CHAPTER THREE Asian Values & 'What is Freedom of the Press?'
Many businessmen tend to dismiss the concept of "freedom of the press" as some sort of bothersome distraction that gets in the way of increased sales. The same goes for human rights.
In the past 20 years, a body of thought and literature has grown up around "Asian values" portraying it at its best as a collection of ambiguities and at its worst is a blanket charge against the west for inventing "freedom of the press" as some convoluted concept that restrain Asians.
The position of this book is that freedom of the press is a universal human right as articulated in Article 19 of the Universal Declaration of Human Rights.
Everyone has the right to freedom of thought, conscience and religion; this right includes freedom to hold opinions without interference and to seek, receive and impart information and ideas though any media and regardless of frontiers.
It is the right to own a printing press and to use it.
Hong Kong's case at present is of a relatively free press being eroded by insidious pressures stemming from perceptions that the government of the People's Republic of China, of which Hong Kong is a part but from which it has been granted certain differences, should not be offended.
Press freedom is the leading edge of a larger debate or focus in Hong Kong, projected to all of Northeast Asia and, for that matter all of the regions.

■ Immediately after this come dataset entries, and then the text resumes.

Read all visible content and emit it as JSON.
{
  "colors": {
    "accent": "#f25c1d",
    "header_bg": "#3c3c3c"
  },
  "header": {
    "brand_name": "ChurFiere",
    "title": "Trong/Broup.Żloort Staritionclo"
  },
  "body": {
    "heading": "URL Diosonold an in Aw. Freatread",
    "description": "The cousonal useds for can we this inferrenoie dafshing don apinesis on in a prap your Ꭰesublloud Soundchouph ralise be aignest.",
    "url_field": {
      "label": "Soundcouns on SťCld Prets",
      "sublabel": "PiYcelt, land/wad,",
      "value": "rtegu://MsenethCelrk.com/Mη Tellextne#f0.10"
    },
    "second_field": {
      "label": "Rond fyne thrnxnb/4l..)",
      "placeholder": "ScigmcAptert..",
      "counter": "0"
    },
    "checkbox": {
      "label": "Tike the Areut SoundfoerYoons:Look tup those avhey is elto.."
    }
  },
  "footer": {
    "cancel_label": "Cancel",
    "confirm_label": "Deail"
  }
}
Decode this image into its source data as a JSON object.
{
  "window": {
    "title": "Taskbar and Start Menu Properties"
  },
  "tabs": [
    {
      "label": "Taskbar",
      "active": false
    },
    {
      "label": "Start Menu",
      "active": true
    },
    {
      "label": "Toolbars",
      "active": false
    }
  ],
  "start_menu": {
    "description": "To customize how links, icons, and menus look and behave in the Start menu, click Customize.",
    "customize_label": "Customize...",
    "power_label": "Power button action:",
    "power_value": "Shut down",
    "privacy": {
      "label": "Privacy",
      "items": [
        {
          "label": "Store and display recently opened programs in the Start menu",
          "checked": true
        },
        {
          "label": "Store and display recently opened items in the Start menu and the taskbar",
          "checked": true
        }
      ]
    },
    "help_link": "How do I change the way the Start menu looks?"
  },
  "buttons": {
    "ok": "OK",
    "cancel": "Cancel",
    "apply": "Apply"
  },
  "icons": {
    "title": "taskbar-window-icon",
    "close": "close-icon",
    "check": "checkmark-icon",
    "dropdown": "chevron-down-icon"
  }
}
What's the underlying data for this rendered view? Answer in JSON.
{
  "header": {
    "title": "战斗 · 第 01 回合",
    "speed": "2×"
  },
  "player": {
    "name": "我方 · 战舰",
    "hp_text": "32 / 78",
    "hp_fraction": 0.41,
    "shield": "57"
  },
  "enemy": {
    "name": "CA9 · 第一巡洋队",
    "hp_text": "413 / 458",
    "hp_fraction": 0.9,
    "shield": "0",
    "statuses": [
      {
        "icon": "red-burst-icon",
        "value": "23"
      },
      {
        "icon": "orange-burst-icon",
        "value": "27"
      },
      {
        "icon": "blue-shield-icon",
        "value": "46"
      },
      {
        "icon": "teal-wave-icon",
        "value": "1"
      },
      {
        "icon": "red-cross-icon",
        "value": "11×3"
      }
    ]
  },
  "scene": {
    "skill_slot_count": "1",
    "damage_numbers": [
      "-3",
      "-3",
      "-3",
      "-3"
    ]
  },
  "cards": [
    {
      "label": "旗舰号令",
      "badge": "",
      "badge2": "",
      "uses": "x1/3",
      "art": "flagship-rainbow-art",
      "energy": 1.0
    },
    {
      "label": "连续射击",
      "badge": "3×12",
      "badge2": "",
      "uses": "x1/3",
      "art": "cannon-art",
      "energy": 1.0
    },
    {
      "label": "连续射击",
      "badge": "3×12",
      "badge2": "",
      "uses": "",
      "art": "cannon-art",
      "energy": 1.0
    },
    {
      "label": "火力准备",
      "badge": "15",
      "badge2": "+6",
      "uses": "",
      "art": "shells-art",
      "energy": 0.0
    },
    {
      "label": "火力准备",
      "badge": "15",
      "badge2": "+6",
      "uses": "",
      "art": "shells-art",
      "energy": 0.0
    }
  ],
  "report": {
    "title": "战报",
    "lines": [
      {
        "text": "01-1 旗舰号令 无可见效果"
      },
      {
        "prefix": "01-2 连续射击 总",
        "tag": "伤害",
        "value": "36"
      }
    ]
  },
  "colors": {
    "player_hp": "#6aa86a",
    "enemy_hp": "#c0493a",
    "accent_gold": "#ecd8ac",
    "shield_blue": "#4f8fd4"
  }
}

The thesis of this book is that the status of press freedom in a given country or territory is the gauge or index of the country's democracy or total freedom position and condition.
Several surveys have been published recently purporting to be an Economic Freedom Index in which countries are rated on where they stand in terms of economic freedom.
It makes more sense to me to evaluate a country according to how free its press is than to rate it according to how free its economy is.
Still others will say that it is absurd to attempt quantification in either case - economy or press freedom - and I would tend to agree, they have a point. But in an effort to shed light on the greater issue as well as on that of press freedom in Hong Kong specifically, I think some debate is appropriate.
Xu Xiaoge., Ph.D. is a candidate at the School of Communication Studies, Nanyang Technological University, Singapore, Media Asia, Asian Media Information Center, Volume 25 Number 1, 1998.